=== Section Start ===

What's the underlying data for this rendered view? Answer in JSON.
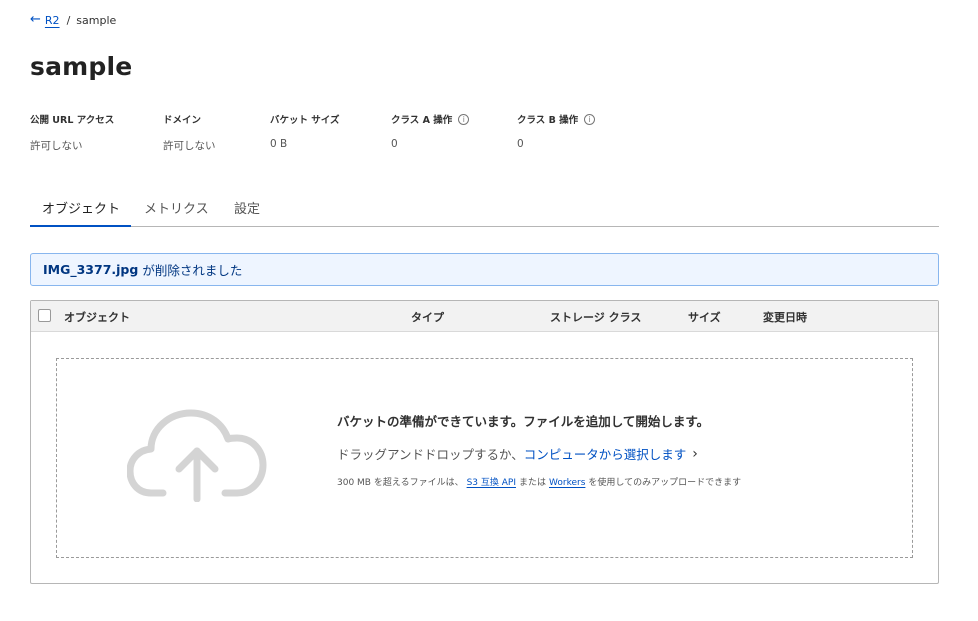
{
  "breadcrumb": {
    "back_icon": "arrow-left-icon",
    "root": "R2",
    "separator": "/",
    "current": "sample"
  },
  "page_title": "sample",
  "stats": [
    {
      "label": "公開 URL アクセス",
      "value": "許可しない"
    },
    {
      "label": "ドメイン",
      "value": "許可しない"
    },
    {
      "label": "バケット サイズ",
      "value": "0 B"
    },
    {
      "label": "クラス A 操作",
      "value": "0",
      "info_icon": "i"
    },
    {
      "label": "クラス B 操作",
      "value": "0",
      "info_icon": "i"
    }
  ],
  "tabs": [
    {
      "label": "オブジェクト",
      "active": true
    },
    {
      "label": "メトリクス",
      "active": false
    },
    {
      "label": "設定",
      "active": false
    }
  ],
  "alert": {
    "file": "IMG_3377.jpg",
    "message": "が削除されました"
  },
  "table": {
    "columns": [
      "オブジェクト",
      "タイプ",
      "ストレージ クラス",
      "サイズ",
      "変更日時"
    ]
  },
  "dropzone": {
    "icon": "cloud-upload-icon",
    "title": "バケットの準備ができています。ファイルを追加して開始します。",
    "line_prefix": "ドラッグアンドドロップするか、",
    "line_link": "コンピュータから選択します",
    "chevron": "›",
    "note_prefix": "300 MB を超えるファイルは、",
    "note_link1": "S3 互換 API",
    "note_mid": "または",
    "note_link2": "Workers",
    "note_suffix": "を使用してのみアップロードできます"
  },
  "colors": {
    "accent": "#0051c3",
    "alert_bg": "#eef5ff",
    "alert_border": "#88b6ee",
    "alert_text": "#003681"
  }
}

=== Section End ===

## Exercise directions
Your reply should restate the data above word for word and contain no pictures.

## Task answer
What's the underlying data for this rendered view? Answer in JSON.
{
  "breadcrumb": {
    "back_icon": "arrow-left-icon",
    "root": "R2",
    "separator": "/",
    "current": "sample"
  },
  "page_title": "sample",
  "stats": [
    {
      "label": "公開 URL アクセス",
      "value": "許可しない"
    },
    {
      "label": "ドメイン",
      "value": "許可しない"
    },
    {
      "label": "バケット サイズ",
      "value": "0 B"
    },
    {
      "label": "クラス A 操作",
      "value": "0",
      "info_icon": "i"
    },
    {
      "label": "クラス B 操作",
      "value": "0",
      "info_icon": "i"
    }
  ],
  "tabs": [
    {
      "label": "オブジェクト",
      "active": true
    },
    {
      "label": "メトリクス",
      "active": false
    },
    {
      "label": "設定",
      "active": false
    }
  ],
  "alert": {
    "file": "IMG_3377.jpg",
    "message": "が削除されました"
  },
  "table": {
    "columns": [
      "オブジェクト",
      "タイプ",
      "ストレージ クラス",
      "サイズ",
      "変更日時"
    ]
  },
  "dropzone": {
    "icon": "cloud-upload-icon",
    "title": "バケットの準備ができています。ファイルを追加して開始します。",
    "line_prefix": "ドラッグアンドドロップするか、",
    "line_link": "コンピュータから選択します",
    "chevron": "›",
    "note_prefix": "300 MB を超えるファイルは、",
    "note_link1": "S3 互換 API",
    "note_mid": "または",
    "note_link2": "Workers",
    "note_suffix": "を使用してのみアップロードできます"
  },
  "colors": {
    "accent": "#0051c3",
    "alert_bg": "#eef5ff",
    "alert_border": "#88b6ee",
    "alert_text": "#003681"
  }
}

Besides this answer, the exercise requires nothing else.